"""

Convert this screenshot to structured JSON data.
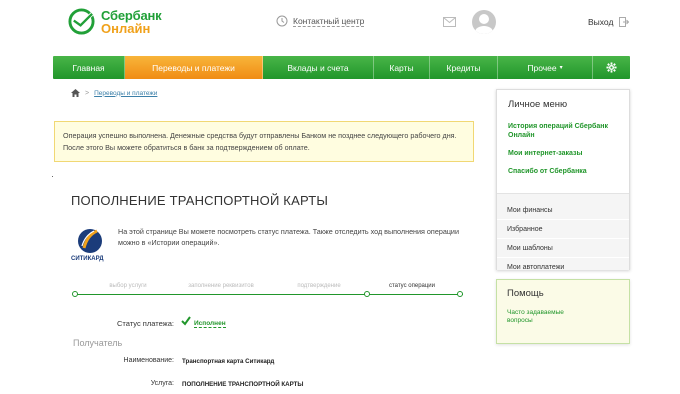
{
  "brand": {
    "line1": "Сбербанк",
    "line2": "Онлайн",
    "green": "#21a038",
    "orange": "#f0a11b"
  },
  "header": {
    "contact_label": "Контактный центр",
    "logout_label": "Выход"
  },
  "nav": {
    "items": [
      {
        "label": "Главная",
        "active": false
      },
      {
        "label": "Переводы и платежи",
        "active": true
      },
      {
        "label": "Вклады и счета",
        "active": false
      },
      {
        "label": "Карты",
        "active": false
      },
      {
        "label": "Кредиты",
        "active": false
      },
      {
        "label": "Прочее",
        "active": false
      },
      {
        "label": "",
        "icon": "gear-icon",
        "active": false
      }
    ],
    "more_caret": "▾"
  },
  "breadcrumb": {
    "home_icon": "home-icon",
    "separator": ">",
    "current": "Переводы и платежи"
  },
  "notice": {
    "text": "Операция успешно выполнена. Денежные средства будут отправлены Банком не позднее следующего рабочего дня. После этого Вы можете обратиться в банк за подтверждением об оплате."
  },
  "page": {
    "title": "ПОПОЛНЕНИЕ ТРАНСПОРТНОЙ КАРТЫ",
    "provider_name": "СИТИКАРД",
    "info": "На этой странице Вы можете посмотреть статус платежа. Также отследить ход выполнения операции можно в «Истории операций»."
  },
  "steps": {
    "labels": [
      "выбор услуги",
      "заполнение реквизитов",
      "подтверждение",
      "статус операции"
    ],
    "current_index": 3
  },
  "status": {
    "label": "Статус платежа:",
    "value": "Исполнен",
    "icon": "check-icon"
  },
  "recipient": {
    "heading": "Получатель",
    "name_label": "Наименование:",
    "name_value": "Транспортная карта Ситикард",
    "service_label": "Услуга:",
    "service_value": "ПОПОЛНЕНИЕ ТРАНСПОРТНОЙ КАРТЫ"
  },
  "personal_menu": {
    "title": "Личное меню",
    "links": [
      "История операций Сбербанк Онлайн",
      "Мои интернет-заказы",
      "Спасибо от Сбербанка"
    ],
    "items": [
      "Мои финансы",
      "Избранное",
      "Мои шаблоны",
      "Мои автоплатежи"
    ]
  },
  "help": {
    "title": "Помощь",
    "link": "Часто задаваемые вопросы"
  }
}
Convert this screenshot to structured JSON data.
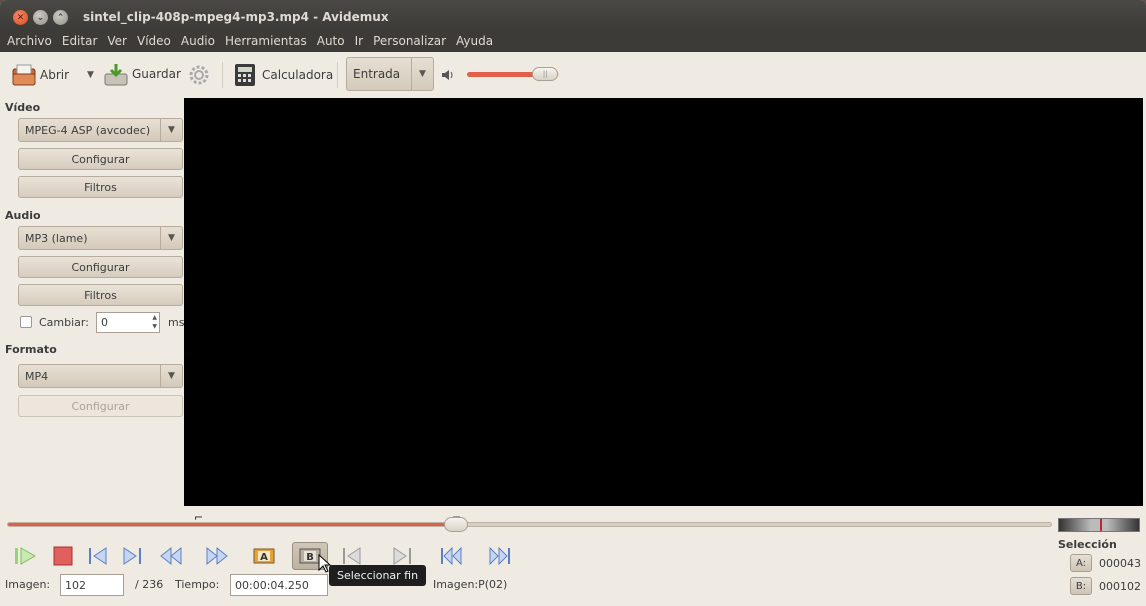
{
  "window": {
    "title": "sintel_clip-408p-mpeg4-mp3.mp4 - Avidemux"
  },
  "menu": [
    "Archivo",
    "Editar",
    "Ver",
    "Vídeo",
    "Audio",
    "Herramientas",
    "Auto",
    "Ir",
    "Personalizar",
    "Ayuda"
  ],
  "toolbar": {
    "open_label": "Abrir",
    "save_label": "Guardar",
    "calculator_label": "Calculadora",
    "input_mode": "Entrada",
    "volume_level": 0.85
  },
  "left_panel": {
    "video_heading": "Vídeo",
    "video_codec": "MPEG-4 ASP (avcodec)",
    "video_configure": "Configurar",
    "video_filters": "Filtros",
    "audio_heading": "Audio",
    "audio_codec": "MP3 (lame)",
    "audio_configure": "Configurar",
    "audio_filters": "Filtros",
    "shift_label": "Cambiar:",
    "shift_value": "0",
    "shift_unit": "ms",
    "format_heading": "Formato",
    "format_value": "MP4",
    "format_configure": "Configurar"
  },
  "timeline": {
    "position_fraction": 0.43
  },
  "tooltip": "Seleccionar fin",
  "status": {
    "frame_label": "Imagen:",
    "frame_value": "102",
    "frame_total": "/ 236",
    "time_label": "Tiempo:",
    "time_value": "00:00:04.250",
    "frame_type": "Imagen:P(02)"
  },
  "selection": {
    "title": "Selección",
    "a_label": "A:",
    "a_value": "000043",
    "b_label": "B:",
    "b_value": "000102"
  },
  "colors": {
    "accent": "#e2604a",
    "titlebar": "#3c3b37",
    "window_bg": "#f0ebe2"
  }
}
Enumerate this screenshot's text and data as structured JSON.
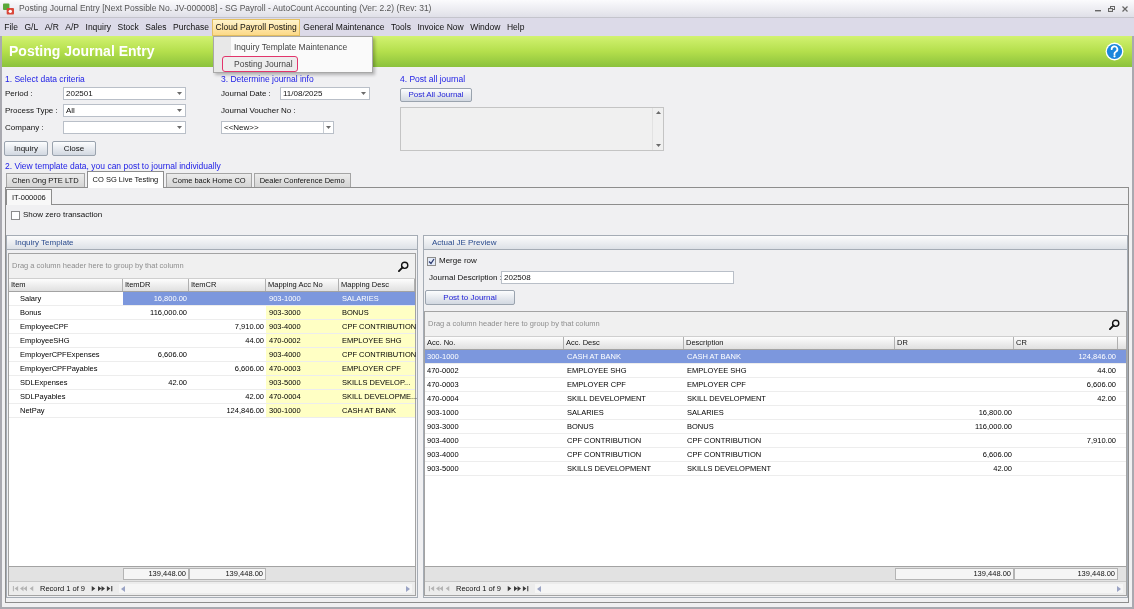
{
  "window": {
    "title": "Posting Journal Entry [Next Possible No. JV-000008] - SG Payroll - AutoCount Accounting (Ver: 2.2) (Rev: 31)"
  },
  "menu_bar": [
    {
      "label": "File",
      "selected": false
    },
    {
      "label": "G/L",
      "selected": false
    },
    {
      "label": "A/R",
      "selected": false
    },
    {
      "label": "A/P",
      "selected": false
    },
    {
      "label": "Inquiry",
      "selected": false
    },
    {
      "label": "Stock",
      "selected": false
    },
    {
      "label": "Sales",
      "selected": false
    },
    {
      "label": "Purchase",
      "selected": false
    },
    {
      "label": "Cloud Payroll Posting",
      "selected": true
    },
    {
      "label": "General Maintenance",
      "selected": false
    },
    {
      "label": "Tools",
      "selected": false
    },
    {
      "label": "Invoice Now",
      "selected": false
    },
    {
      "label": "Window",
      "selected": false
    },
    {
      "label": "Help",
      "selected": false
    }
  ],
  "open_menu": {
    "items": [
      {
        "label": "Inquiry Template Maintenance",
        "selected": false
      },
      {
        "label": "Posting Journal",
        "selected": true
      }
    ]
  },
  "header": {
    "title": "Posting Journal Entry"
  },
  "criteria": {
    "heading": "1. Select data criteria",
    "fields": [
      {
        "label": "Period :",
        "value": "202501"
      },
      {
        "label": "Process Type :",
        "value": "All"
      },
      {
        "label": "Company :"
      }
    ],
    "buttons": [
      "Inquiry",
      "Close"
    ]
  },
  "journal_info": {
    "heading": "3. Determine journal info",
    "date_label": "Journal Date :",
    "date": "11/08/2025",
    "voucher_label": "Journal Voucher No :",
    "voucher": "<<New>>"
  },
  "post_all": {
    "heading": "4. Post all journal",
    "button": "Post All Journal"
  },
  "template_heading": "2. View template data, you can post to journal individually",
  "company_tabs": [
    {
      "label": "Chen Ong PTE LTD",
      "selected": false
    },
    {
      "label": "CO SG Live Testing",
      "selected": true
    },
    {
      "label": "Come back Home CO",
      "selected": false
    },
    {
      "label": "Dealer Conference Demo",
      "selected": false
    }
  ],
  "template_tabs": [
    {
      "label": "IT-000006",
      "selected": true
    }
  ],
  "show_zero": {
    "label": "Show zero transaction",
    "checked": false
  },
  "inquiry_template": {
    "title": "Inquiry Template",
    "group_hint": "Drag a column header here to group by that column",
    "columns": [
      "Item",
      "ItemDR",
      "ItemCR",
      "Mapping Acc No",
      "Mapping Desc"
    ],
    "rows": [
      {
        "item": "Salary",
        "item_dr": "16,800.00",
        "mapping_acc_no": "903-1000",
        "mapping_desc": "SALARIES",
        "selected": true
      },
      {
        "item": "Bonus",
        "item_dr": "116,000.00",
        "mapping_acc_no": "903-3000",
        "mapping_desc": "BONUS",
        "selected": false
      },
      {
        "item": "EmployeeCPF",
        "item_cr": "7,910.00",
        "mapping_acc_no": "903-4000",
        "mapping_desc": "CPF CONTRIBUTION",
        "selected": false
      },
      {
        "item": "EmployeeSHG",
        "item_cr": "44.00",
        "mapping_acc_no": "470-0002",
        "mapping_desc": "EMPLOYEE SHG",
        "selected": false
      },
      {
        "item": "EmployerCPFExpenses",
        "item_dr": "6,606.00",
        "mapping_acc_no": "903-4000",
        "mapping_desc": "CPF CONTRIBUTION",
        "selected": false
      },
      {
        "item": "EmployerCPFPayables",
        "item_cr": "6,606.00",
        "mapping_acc_no": "470-0003",
        "mapping_desc": "EMPLOYER CPF",
        "selected": false
      },
      {
        "item": "SDLExpenses",
        "item_dr": "42.00",
        "mapping_acc_no": "903-5000",
        "mapping_desc": "SKILLS DEVELOP...",
        "selected": false
      },
      {
        "item": "SDLPayables",
        "item_cr": "42.00",
        "mapping_acc_no": "470-0004",
        "mapping_desc": "SKILL DEVELOPME...",
        "selected": false
      },
      {
        "item": "NetPay",
        "item_cr": "124,846.00",
        "mapping_acc_no": "300-1000",
        "mapping_desc": "CASH AT BANK",
        "selected": false
      }
    ],
    "totals": {
      "item_dr": "139,448.00",
      "item_cr": "139,448.00"
    },
    "navigator": {
      "record": "Record 1 of 9",
      "back_enabled": false,
      "forward_enabled": true
    }
  },
  "je_preview": {
    "title": "Actual JE Preview",
    "merge_row": {
      "label": "Merge row",
      "checked": true
    },
    "description_label": "Journal Description :",
    "description": "202508",
    "button": "Post to Journal",
    "group_hint": "Drag a column header here to group by that column",
    "columns": [
      "Acc. No.",
      "Acc. Desc",
      "Description",
      "DR",
      "CR"
    ],
    "rows": [
      {
        "acc_no": "300-1000",
        "acc_desc": "CASH AT BANK",
        "description": "CASH AT BANK",
        "cr": "124,846.00",
        "selected": true
      },
      {
        "acc_no": "470-0002",
        "acc_desc": "EMPLOYEE SHG",
        "description": "EMPLOYEE SHG",
        "cr": "44.00",
        "selected": false
      },
      {
        "acc_no": "470-0003",
        "acc_desc": "EMPLOYER CPF",
        "description": "EMPLOYER CPF",
        "cr": "6,606.00",
        "selected": false
      },
      {
        "acc_no": "470-0004",
        "acc_desc": "SKILL DEVELOPMENT",
        "description": "SKILL DEVELOPMENT",
        "cr": "42.00",
        "selected": false
      },
      {
        "acc_no": "903-1000",
        "acc_desc": "SALARIES",
        "description": "SALARIES",
        "dr": "16,800.00",
        "selected": false
      },
      {
        "acc_no": "903-3000",
        "acc_desc": "BONUS",
        "description": "BONUS",
        "dr": "116,000.00",
        "selected": false
      },
      {
        "acc_no": "903-4000",
        "acc_desc": "CPF CONTRIBUTION",
        "description": "CPF CONTRIBUTION",
        "cr": "7,910.00",
        "selected": false
      },
      {
        "acc_no": "903-4000",
        "acc_desc": "CPF CONTRIBUTION",
        "description": "CPF CONTRIBUTION",
        "dr": "6,606.00",
        "selected": false
      },
      {
        "acc_no": "903-5000",
        "acc_desc": "SKILLS DEVELOPMENT",
        "description": "SKILLS DEVELOPMENT",
        "dr": "42.00",
        "selected": false
      }
    ],
    "totals": {
      "dr": "139,448.00",
      "cr": "139,448.00"
    },
    "navigator": {
      "record": "Record 1 of 9",
      "back_enabled": false,
      "forward_enabled": true
    }
  }
}
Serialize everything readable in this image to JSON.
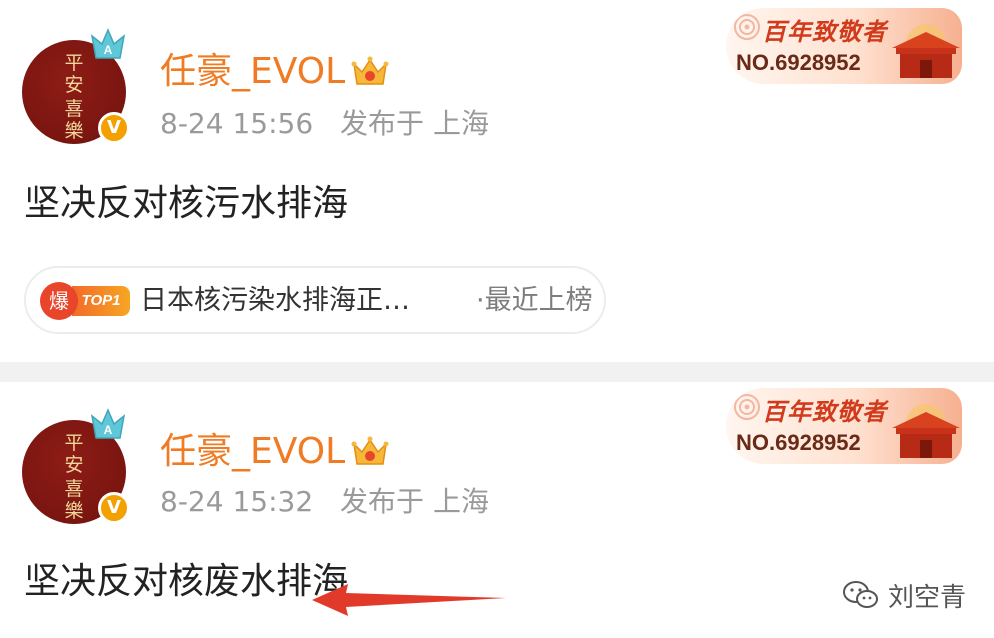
{
  "posts": [
    {
      "avatar_text": [
        "平",
        "安",
        "喜",
        "樂"
      ],
      "vip_badge": "V",
      "username": "任豪_EVOL",
      "timestamp": "8-24 15:56",
      "location": "发布于 上海",
      "fan_badge": {
        "title": "百年致敬者",
        "number": "NO.6928952"
      },
      "content": "坚决反对核污水排海",
      "topic": {
        "hot_label": "爆",
        "rank_label": "TOP1",
        "text": "日本核污染水排海正…",
        "suffix": "·最近上榜"
      }
    },
    {
      "avatar_text": [
        "平",
        "安",
        "喜",
        "樂"
      ],
      "vip_badge": "V",
      "username": "任豪_EVOL",
      "timestamp": "8-24 15:32",
      "location": "发布于 上海",
      "fan_badge": {
        "title": "百年致敬者",
        "number": "NO.6928952"
      },
      "content": "坚决反对核废水排海"
    }
  ],
  "watermark": {
    "text": "刘空青",
    "icon": "wechat-icon"
  },
  "colors": {
    "username": "#f07b22",
    "meta": "#9a9a9a",
    "content": "#222222",
    "arrow": "#e23a2a",
    "avatar": "#7a1510"
  }
}
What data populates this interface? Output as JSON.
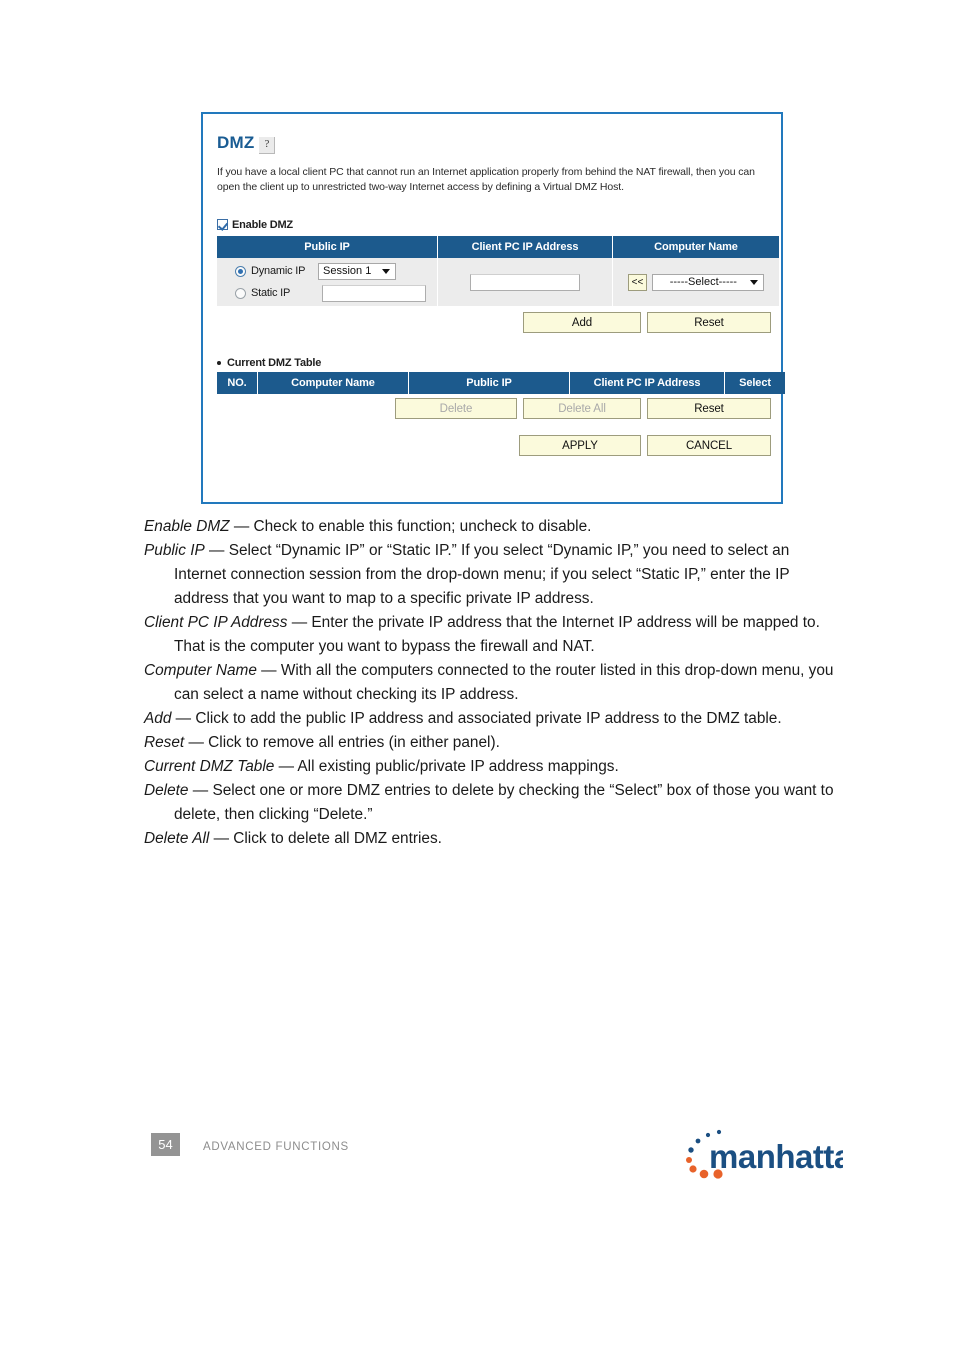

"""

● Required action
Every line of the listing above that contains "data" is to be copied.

● Solution
Convert this screenshot to structured JSON data.
Convert this screenshot to structured JSON data.
Enumerate this screenshot's text and data as structured JSON.
    "heading": "1. Select data criteria",
  "template_heading": "2. View template data, you can post to journal individually",
What data populates this interface? Output as JSON.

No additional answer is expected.